There seems to be some confusion about whether legacy x87/MMX registers and instructions can be used in 64-bit code that runs on the x64 Edition of Windows. Part of the reason for this confusion is due to some early x64 ABI documentation that was published in the Windows Driver Development Kit (DDK):

The MMX and floating-point stack registers (MM0-MM7/ST0-ST7) are volatile. That is, these legacy floating-point stack registers do not have their state preserved across context switches.

This statement led many to believe (including me) that x87/MMX code could not be used at all in x64 applications, despite it being supported by the CPU in long mode, and even on other operating systems, i.e. Linux. This didn't make sense, given that FXSAVE and FXRSTOR push those registers along with the SSE registers. Empirical testing, however, confirmed that the registers are saved and restored in user mode, and using them seemed to incur no ill effects. Fortunately, this was later cleared up by the SWConventions.doc file in recent Platform SDKs, and finally made official in the x64 calling conventions documentation that shipped with Visual Studio 2005:

The MMX and floating-point stack registers (MM0-MM7/ST0-ST7) are preserved across context switches. There is no explicit calling convention for these registers. The use of these registers is strictly prohibited in kernel mode code.

At this point, I believe there is no harm in using x87 or MMX code on x64. It is annoying to do so, since the compiler neither supports inline assembly nor MMX intrinsics, and so you have to use ML64 and explicit assembly, but it will work. Now, whether you should is a different question. There are some constructs that don't necessarily translate well from MMX to SSE2, and I don't see it as a given that code will run faster when rewritten to use the latter, at least without major redesign. Adapting legacy code is also not trivial since you have to rewrite it for 64-bit pointers and to have the correct function prologues and epilogues. At least, though, it does seem that you have a choice.


This blog was originally open for comments when this entry was first posted, but was later closed and then removed due to spam and after a migration away from the original blog software. Unfortunately, it would have been a lot of work to reformat the comments to republish them.
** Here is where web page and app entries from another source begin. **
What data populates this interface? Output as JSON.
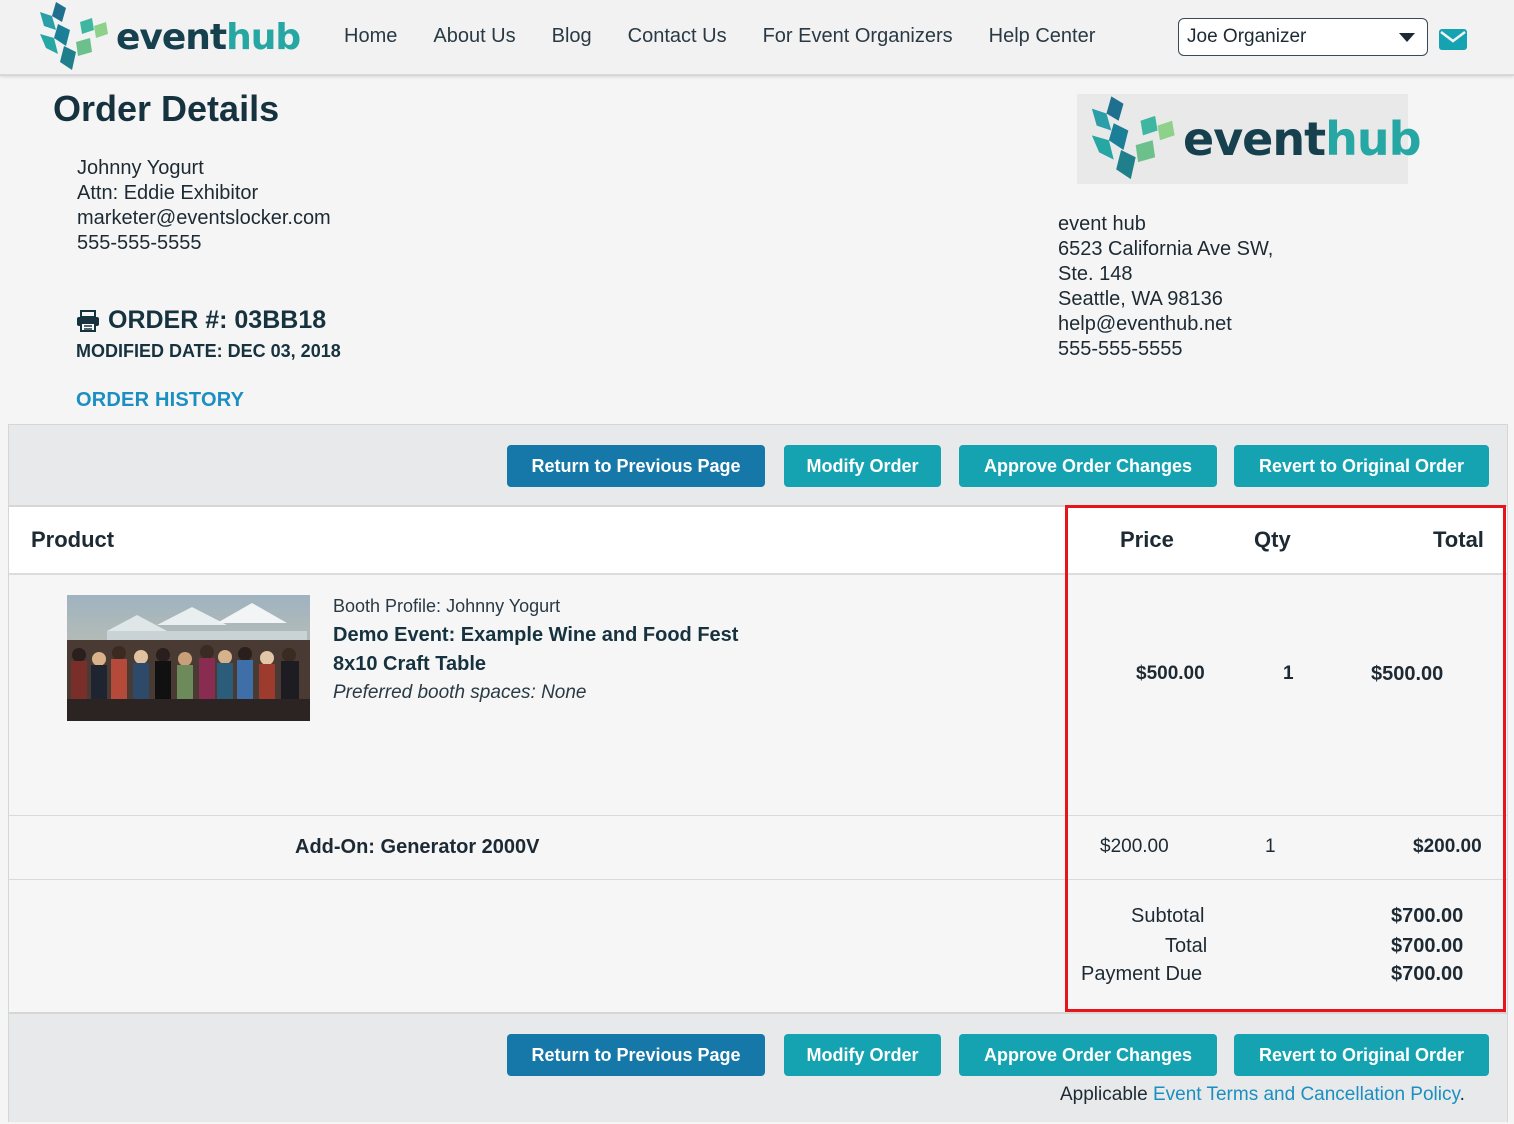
{
  "nav": {
    "brand_part1": "event",
    "brand_part2": "hub",
    "links": [
      "Home",
      "About Us",
      "Blog",
      "Contact Us",
      "For Event Organizers",
      "Help Center"
    ],
    "user_select": "Joe Organizer",
    "mail_icon": "envelope-icon"
  },
  "colors": {
    "brand_dark": "#17404f",
    "brand_teal": "#27a7a3",
    "button_dark": "#1678a8",
    "button_teal": "#16a3b1",
    "link": "#1b8fc1",
    "highlight": "#e8141c"
  },
  "page": {
    "title": "Order Details",
    "customer": {
      "name": "Johnny Yogurt",
      "attn": "Attn: Eddie Exhibitor",
      "email": "marketer@eventslocker.com",
      "phone": "555-555-5555"
    },
    "order_number_label": "ORDER #: 03BB18",
    "modified_date_label": "MODIFIED DATE: DEC 03, 2018",
    "order_history_link": "ORDER HISTORY",
    "print_icon": "print-icon"
  },
  "company": {
    "name": "event hub",
    "address1": "6523 California Ave SW,",
    "address2": "Ste. 148",
    "city": "Seattle, WA 98136",
    "email": "help@eventhub.net",
    "phone": "555-555-5555"
  },
  "buttons": {
    "return": "Return to Previous Page",
    "modify": "Modify Order",
    "approve": "Approve Order Changes",
    "revert": "Revert to Original Order"
  },
  "table": {
    "headers": {
      "product": "Product",
      "price": "Price",
      "qty": "Qty",
      "total": "Total"
    },
    "main_item": {
      "booth_profile": "Booth Profile: Johnny Yogurt",
      "event_name": "Demo Event: Example Wine and Food Fest",
      "product_name": "8x10 Craft Table",
      "preferences": "Preferred booth spaces: None",
      "price": "$500.00",
      "qty": "1",
      "total": "$500.00"
    },
    "addon": {
      "name": "Add-On: Generator 2000V",
      "price": "$200.00",
      "qty": "1",
      "total": "$200.00"
    },
    "totals": {
      "subtotal_label": "Subtotal",
      "subtotal": "$700.00",
      "total_label": "Total",
      "total": "$700.00",
      "payment_due_label": "Payment Due",
      "payment_due": "$700.00"
    }
  },
  "terms": {
    "prefix": "Applicable ",
    "link": "Event Terms and Cancellation Policy",
    "suffix": "."
  }
}
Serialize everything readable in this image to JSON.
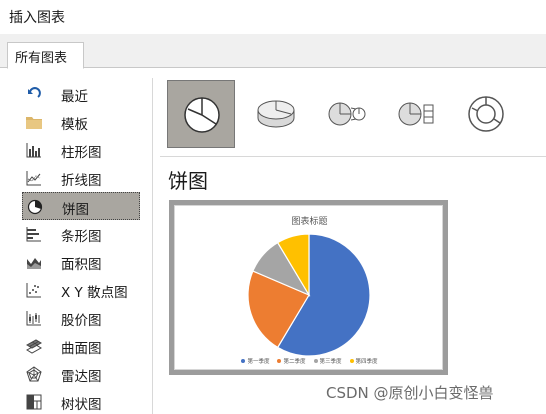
{
  "window": {
    "title": "插入图表"
  },
  "tabs": [
    {
      "label": "所有图表"
    }
  ],
  "sidebar": {
    "items": [
      {
        "label": "最近",
        "icon": "recent-arrow-icon"
      },
      {
        "label": "模板",
        "icon": "folder-icon"
      },
      {
        "label": "柱形图",
        "icon": "column-chart-icon"
      },
      {
        "label": "折线图",
        "icon": "line-chart-icon"
      },
      {
        "label": "饼图",
        "icon": "pie-chart-icon",
        "selected": true
      },
      {
        "label": "条形图",
        "icon": "bar-chart-icon"
      },
      {
        "label": "面积图",
        "icon": "area-chart-icon"
      },
      {
        "label": "X Y 散点图",
        "icon": "scatter-chart-icon"
      },
      {
        "label": "股价图",
        "icon": "stock-chart-icon"
      },
      {
        "label": "曲面图",
        "icon": "surface-chart-icon"
      },
      {
        "label": "雷达图",
        "icon": "radar-chart-icon"
      },
      {
        "label": "树状图",
        "icon": "treemap-chart-icon"
      }
    ]
  },
  "subtypes": [
    {
      "icon": "pie-icon",
      "selected": true
    },
    {
      "icon": "pie-3d-icon"
    },
    {
      "icon": "pie-of-pie-icon"
    },
    {
      "icon": "bar-of-pie-icon"
    },
    {
      "icon": "doughnut-icon"
    }
  ],
  "main": {
    "section_title": "饼图"
  },
  "colors": {
    "accent": "#4472c4",
    "selected_bg": "#a9a6a0"
  },
  "chart_data": {
    "type": "pie",
    "title": "图表标题",
    "categories": [
      "第一季度",
      "第二季度",
      "第三季度",
      "第四季度"
    ],
    "values": [
      8.2,
      3.2,
      1.4,
      1.2
    ],
    "colors": [
      "#4472c4",
      "#ed7d31",
      "#a5a5a5",
      "#ffc000"
    ],
    "legend": "bottom"
  },
  "watermark": "CSDN @原创小白变怪兽"
}
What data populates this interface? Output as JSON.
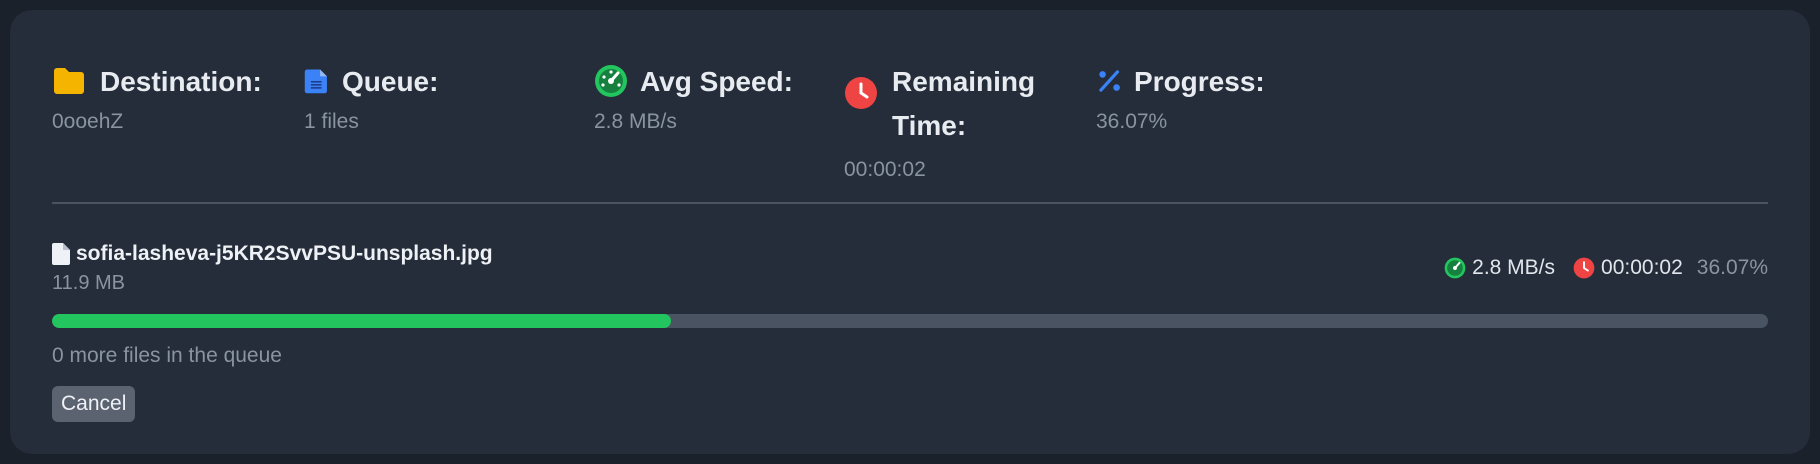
{
  "colors": {
    "page_bg": "#1b212b",
    "panel_bg": "#252d3a",
    "folder_icon": "#f4b400",
    "file_icon": "#3b82f6",
    "speed_icon": "#22c55e",
    "clock_icon": "#ef4444",
    "percent_icon": "#3b82f6",
    "progress_fill": "#22c55e",
    "progress_track": "#4a5361"
  },
  "stats": {
    "destination": {
      "label": "Destination:",
      "value": "0ooehZ",
      "icon": "folder-icon"
    },
    "queue": {
      "label": "Queue:",
      "value": "1 files",
      "icon": "file-icon"
    },
    "avg_speed": {
      "label": "Avg Speed:",
      "value": "2.8 MB/s",
      "icon": "gauge-icon"
    },
    "remaining": {
      "label_line1": "Remaining",
      "label_line2": "Time:",
      "value": "00:00:02",
      "icon": "clock-icon"
    },
    "progress": {
      "label": "Progress:",
      "value": "36.07%",
      "icon": "percent-icon"
    }
  },
  "file": {
    "name": "sofia-lasheva-j5KR2SvvPSU-unsplash.jpg",
    "size": "11.9 MB",
    "speed": "2.8 MB/s",
    "remaining": "00:00:02",
    "percent": "36.07%",
    "progress_fraction": 0.3607
  },
  "queue_note": "0 more files in the queue",
  "cancel_label": "Cancel"
}
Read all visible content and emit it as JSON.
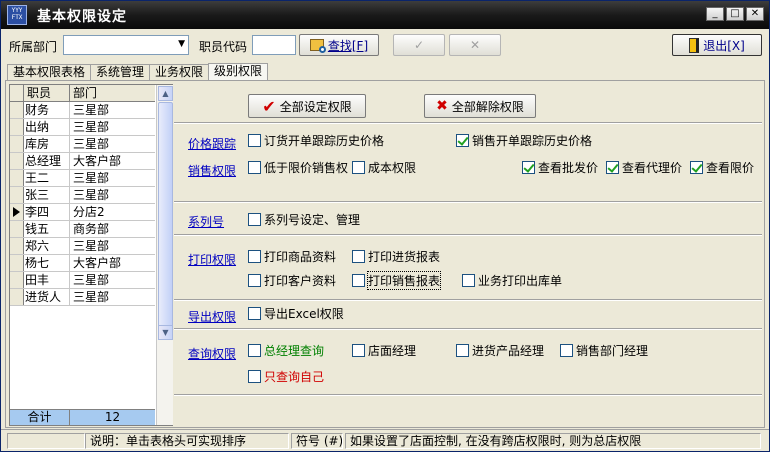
{
  "window": {
    "title": "基本权限设定",
    "icon_text": "YYY\nFTX"
  },
  "toolbar": {
    "dept_label": "所属部门",
    "dept_value": "",
    "code_label": "职员代码",
    "code_value": "",
    "find_label": "查找[F]",
    "ok_glyph": "✓",
    "cancel_glyph": "✕",
    "exit_label": "退出[X]"
  },
  "tabs": [
    "基本权限表格",
    "系统管理",
    "业务权限",
    "级别权限"
  ],
  "active_tab": 3,
  "grid": {
    "headers": [
      "职员",
      "部门"
    ],
    "rows": [
      {
        "name": "财务",
        "dept": "三星部"
      },
      {
        "name": "出纳",
        "dept": "三星部"
      },
      {
        "name": "库房",
        "dept": "三星部"
      },
      {
        "name": "总经理",
        "dept": "大客户部"
      },
      {
        "name": "王二",
        "dept": "三星部"
      },
      {
        "name": "张三",
        "dept": "三星部"
      },
      {
        "name": "李四",
        "dept": "分店2"
      },
      {
        "name": "钱五",
        "dept": "商务部"
      },
      {
        "name": "郑六",
        "dept": "三星部"
      },
      {
        "name": "杨七",
        "dept": "大客户部"
      },
      {
        "name": "田丰",
        "dept": "三星部"
      },
      {
        "name": "进货人",
        "dept": "三星部"
      }
    ],
    "selected_index": 6,
    "total_label": "合计",
    "total_value": "12"
  },
  "actions": {
    "set_all": "全部设定权限",
    "clear_all": "全部解除权限"
  },
  "sections": {
    "price_track": {
      "title": "价格跟踪",
      "items": [
        {
          "label": "订货开单跟踪历史价格",
          "checked": false
        },
        {
          "label": "销售开单跟踪历史价格",
          "checked": true
        }
      ]
    },
    "sales": {
      "title": "销售权限",
      "items": [
        {
          "label": "低于限价销售权",
          "checked": false
        },
        {
          "label": "成本权限",
          "checked": false
        },
        {
          "label": "查看批发价",
          "checked": true
        },
        {
          "label": "查看代理价",
          "checked": true
        },
        {
          "label": "查看限价",
          "checked": true
        }
      ]
    },
    "serial": {
      "title": "系列号",
      "items": [
        {
          "label": "系列号设定、管理",
          "checked": false
        }
      ]
    },
    "print": {
      "title": "打印权限",
      "items": [
        {
          "label": "打印商品资料",
          "checked": false
        },
        {
          "label": "打印进货报表",
          "checked": false
        },
        {
          "label": "打印客户资料",
          "checked": false
        },
        {
          "label": "打印销售报表",
          "checked": false
        },
        {
          "label": "业务打印出库单",
          "checked": false
        }
      ]
    },
    "export": {
      "title": "导出权限",
      "items": [
        {
          "label": "导出Excel权限",
          "checked": false
        }
      ]
    },
    "query": {
      "title": "查询权限",
      "items": [
        {
          "label": "总经理查询",
          "checked": false
        },
        {
          "label": "店面经理",
          "checked": false
        },
        {
          "label": "进货产品经理",
          "checked": false
        },
        {
          "label": "销售部门经理",
          "checked": false
        },
        {
          "label": "只查询自己",
          "checked": false
        }
      ]
    }
  },
  "status": {
    "hint": "说明：单击表格头可实现排序",
    "symbol": "符号 (#)",
    "note": "如果设置了店面控制, 在没有跨店权限时, 则为总店权限"
  },
  "colors": {
    "link": "#0000c0",
    "check": "#21a121",
    "total_bg": "#a6caf0",
    "green_text": "#008000",
    "red_text": "#d00000"
  }
}
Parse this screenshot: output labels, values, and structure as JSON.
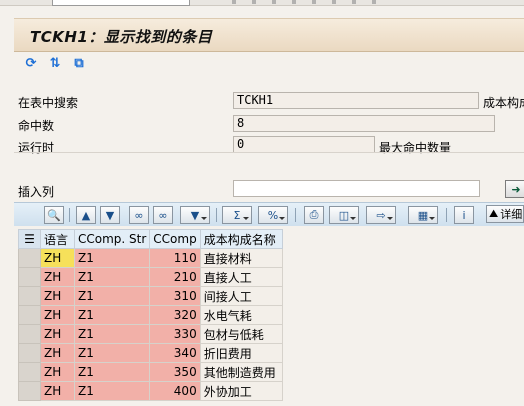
{
  "title": "TCKH1：显示找到的条目",
  "app_toolbar": {
    "icons": [
      "refresh-icon",
      "sort-icon",
      "detail-icon"
    ]
  },
  "form": {
    "search_table": {
      "label": "在表中搜索",
      "value": "TCKH1",
      "trailing": "成本构成"
    },
    "hits": {
      "label": "命中数",
      "value": "8"
    },
    "runtime": {
      "label": "运行时",
      "value": "0",
      "trailing": "最大命中数量"
    },
    "insert_column": {
      "label": "插入列",
      "value": ""
    }
  },
  "grid_toolbar": {
    "detail_label": "详细"
  },
  "grid": {
    "columns": [
      "语言",
      "CComp. Str",
      "CComp",
      "成本构成名称"
    ],
    "rows": [
      [
        "ZH",
        "Z1",
        "110",
        "直接材料"
      ],
      [
        "ZH",
        "Z1",
        "210",
        "直接人工"
      ],
      [
        "ZH",
        "Z1",
        "310",
        "间接人工"
      ],
      [
        "ZH",
        "Z1",
        "320",
        "水电气耗"
      ],
      [
        "ZH",
        "Z1",
        "330",
        "包材与低耗"
      ],
      [
        "ZH",
        "Z1",
        "340",
        "折旧费用"
      ],
      [
        "ZH",
        "Z1",
        "350",
        "其他制造费用"
      ],
      [
        "ZH",
        "Z1",
        "400",
        "外协加工"
      ]
    ]
  }
}
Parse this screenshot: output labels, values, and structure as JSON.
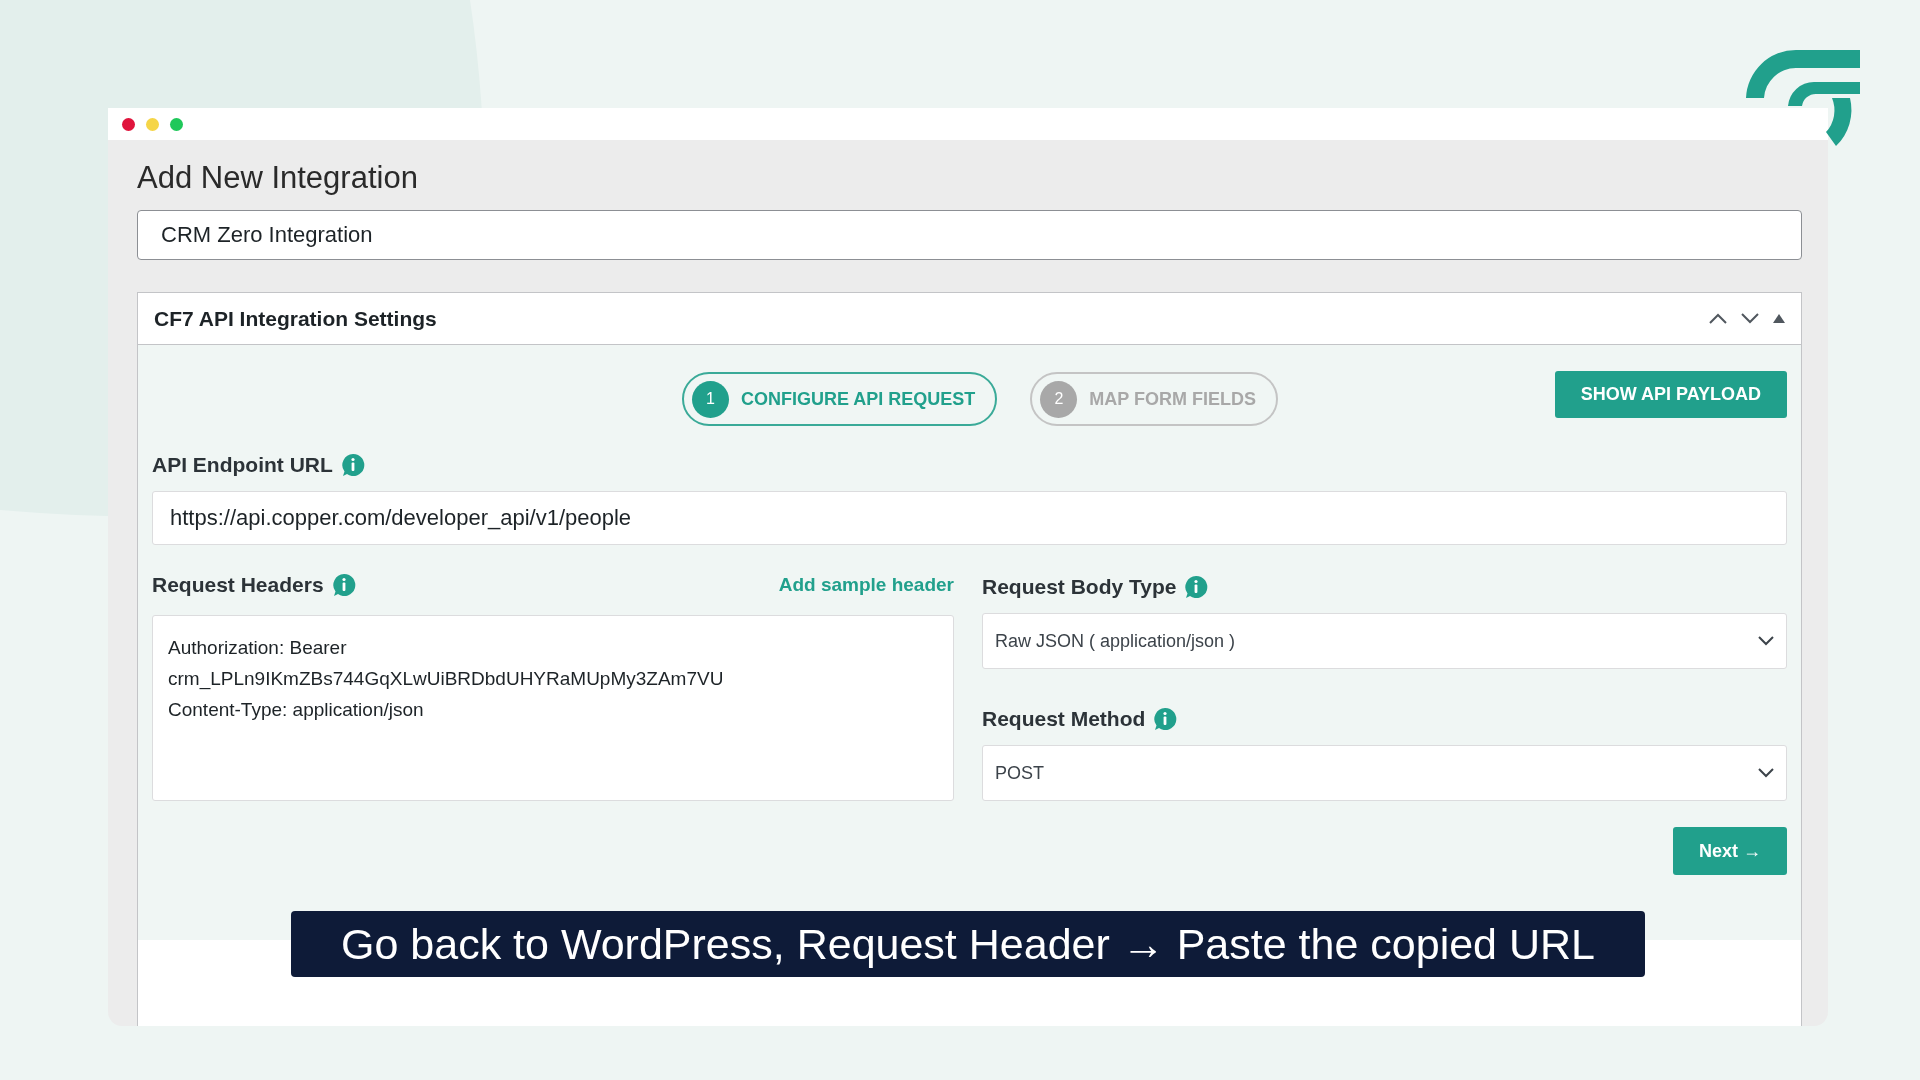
{
  "page": {
    "title": "Add New Integration",
    "name_value": "CRM Zero Integration"
  },
  "panel": {
    "title": "CF7 API Integration Settings",
    "steps": [
      {
        "number": "1",
        "label": "CONFIGURE API REQUEST",
        "selected": true
      },
      {
        "number": "2",
        "label": "MAP FORM FIELDS",
        "selected": false
      }
    ],
    "payload_button": "SHOW API PAYLOAD",
    "endpoint": {
      "label": "API Endpoint URL",
      "value": "https://api.copper.com/developer_api/v1/people"
    },
    "headers": {
      "label": "Request Headers",
      "link": "Add sample header",
      "value": "Authorization: Bearer\ncrm_LPLn9IKmZBs744GqXLwUiBRDbdUHYRaMUpMy3ZAm7VU\nContent-Type: application/json"
    },
    "body_type": {
      "label": "Request Body Type",
      "value": "Raw JSON ( application/json )"
    },
    "method": {
      "label": "Request Method",
      "value": "POST"
    },
    "next_button": "Next →"
  },
  "caption": "Go back to WordPress, Request Header → Paste the copied URL"
}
The author thanks everyone who posted comments and added to the discussion.